Phone Call From a Stranger

At the Paramount and Fenway

Sexy Shelly Winters can play the part of a floozie perfectly, and Phone Call from a Stranger is an enjoyable, spicy movie as long as she is on the screen. Miss Winters does not have a very large part, however, and without her Phone Call is quite lusterless. Besides this it is burdened with one of the most ludicrous characterizations I have ever seen.

For a never-ending fifteen minutes Bette Davis plays the part of a young silly wife running away from her husband. Unfortunately, all the mascara backstage at the Old Howard wouldn't make Miss Davis look her part, and it would take more than false bangs to masquerade the old honess as a playful kitten. Miss Davis wrinkles, her jowels, and her heavy voice belie her part that one can watch her performance with nothing less than amazement.

Miss Davis' real life husband, Gary Merrill, is better cast as a good samaritan who fumbles around with several lives. But these lives are only a series of soap operas which the producers string together with a very frail thread.
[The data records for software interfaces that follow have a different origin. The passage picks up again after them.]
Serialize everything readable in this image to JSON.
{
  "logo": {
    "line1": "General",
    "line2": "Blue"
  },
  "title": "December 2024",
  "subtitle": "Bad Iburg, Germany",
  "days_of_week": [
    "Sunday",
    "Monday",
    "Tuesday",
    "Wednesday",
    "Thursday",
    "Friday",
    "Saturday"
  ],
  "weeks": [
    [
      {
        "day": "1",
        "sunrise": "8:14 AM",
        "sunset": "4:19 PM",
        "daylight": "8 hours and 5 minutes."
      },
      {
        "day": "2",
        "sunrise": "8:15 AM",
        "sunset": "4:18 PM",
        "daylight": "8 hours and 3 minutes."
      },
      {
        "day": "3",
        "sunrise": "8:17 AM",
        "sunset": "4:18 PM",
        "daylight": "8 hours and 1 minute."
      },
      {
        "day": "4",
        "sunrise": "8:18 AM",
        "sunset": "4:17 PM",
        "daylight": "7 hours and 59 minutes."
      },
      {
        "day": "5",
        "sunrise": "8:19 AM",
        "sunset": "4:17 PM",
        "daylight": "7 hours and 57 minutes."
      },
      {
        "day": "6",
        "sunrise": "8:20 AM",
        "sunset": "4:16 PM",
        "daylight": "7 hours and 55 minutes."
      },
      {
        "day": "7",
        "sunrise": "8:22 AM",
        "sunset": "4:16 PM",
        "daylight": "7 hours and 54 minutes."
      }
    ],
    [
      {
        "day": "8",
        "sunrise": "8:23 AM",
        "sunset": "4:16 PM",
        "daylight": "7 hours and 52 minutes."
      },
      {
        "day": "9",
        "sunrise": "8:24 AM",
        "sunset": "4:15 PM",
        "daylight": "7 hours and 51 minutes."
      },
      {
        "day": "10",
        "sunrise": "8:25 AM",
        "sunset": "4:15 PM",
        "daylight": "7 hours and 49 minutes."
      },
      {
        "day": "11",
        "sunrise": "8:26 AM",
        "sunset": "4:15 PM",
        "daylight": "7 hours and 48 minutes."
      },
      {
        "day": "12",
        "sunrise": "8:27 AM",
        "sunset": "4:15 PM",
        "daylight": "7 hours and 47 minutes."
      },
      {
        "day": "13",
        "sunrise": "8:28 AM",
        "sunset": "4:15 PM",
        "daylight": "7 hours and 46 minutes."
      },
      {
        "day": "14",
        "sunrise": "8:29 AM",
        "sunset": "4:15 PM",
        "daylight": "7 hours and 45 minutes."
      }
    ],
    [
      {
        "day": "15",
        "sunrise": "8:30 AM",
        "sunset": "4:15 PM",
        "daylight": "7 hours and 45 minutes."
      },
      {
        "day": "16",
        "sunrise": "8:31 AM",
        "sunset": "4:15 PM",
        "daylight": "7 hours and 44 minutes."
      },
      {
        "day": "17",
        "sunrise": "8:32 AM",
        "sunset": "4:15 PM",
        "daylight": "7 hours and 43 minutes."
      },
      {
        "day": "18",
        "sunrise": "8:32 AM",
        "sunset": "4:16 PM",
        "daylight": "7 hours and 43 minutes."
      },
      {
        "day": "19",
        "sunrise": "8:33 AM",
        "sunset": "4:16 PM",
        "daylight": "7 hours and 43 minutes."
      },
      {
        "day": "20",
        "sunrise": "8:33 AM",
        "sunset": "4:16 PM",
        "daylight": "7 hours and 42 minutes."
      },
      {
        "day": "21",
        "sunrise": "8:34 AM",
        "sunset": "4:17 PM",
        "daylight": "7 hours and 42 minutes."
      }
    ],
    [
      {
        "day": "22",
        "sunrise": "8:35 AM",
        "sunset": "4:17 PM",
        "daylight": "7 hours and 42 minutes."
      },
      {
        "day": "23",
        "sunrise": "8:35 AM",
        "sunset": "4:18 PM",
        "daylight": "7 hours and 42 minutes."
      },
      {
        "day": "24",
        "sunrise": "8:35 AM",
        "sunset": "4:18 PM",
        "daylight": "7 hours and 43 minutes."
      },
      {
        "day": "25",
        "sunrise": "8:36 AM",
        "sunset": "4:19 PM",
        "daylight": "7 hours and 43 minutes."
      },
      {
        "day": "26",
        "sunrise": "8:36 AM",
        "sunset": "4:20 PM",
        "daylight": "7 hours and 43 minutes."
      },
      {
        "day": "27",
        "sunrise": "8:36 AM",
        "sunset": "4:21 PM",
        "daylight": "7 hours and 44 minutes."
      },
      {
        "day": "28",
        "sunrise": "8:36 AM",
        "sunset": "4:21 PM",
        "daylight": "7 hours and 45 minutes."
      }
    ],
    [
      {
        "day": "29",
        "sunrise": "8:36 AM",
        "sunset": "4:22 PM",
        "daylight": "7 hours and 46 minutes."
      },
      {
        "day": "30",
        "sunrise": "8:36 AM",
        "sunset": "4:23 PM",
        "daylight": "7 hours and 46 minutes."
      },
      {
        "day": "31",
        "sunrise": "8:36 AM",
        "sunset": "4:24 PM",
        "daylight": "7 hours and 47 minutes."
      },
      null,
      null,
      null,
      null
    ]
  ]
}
The second attraction is a space flick called Flight to Mars which suffers from a lack of imagination. A crew of interplanetary travelers set out to the fourth planet only to find that the Martians are just human beings who speak through their navels.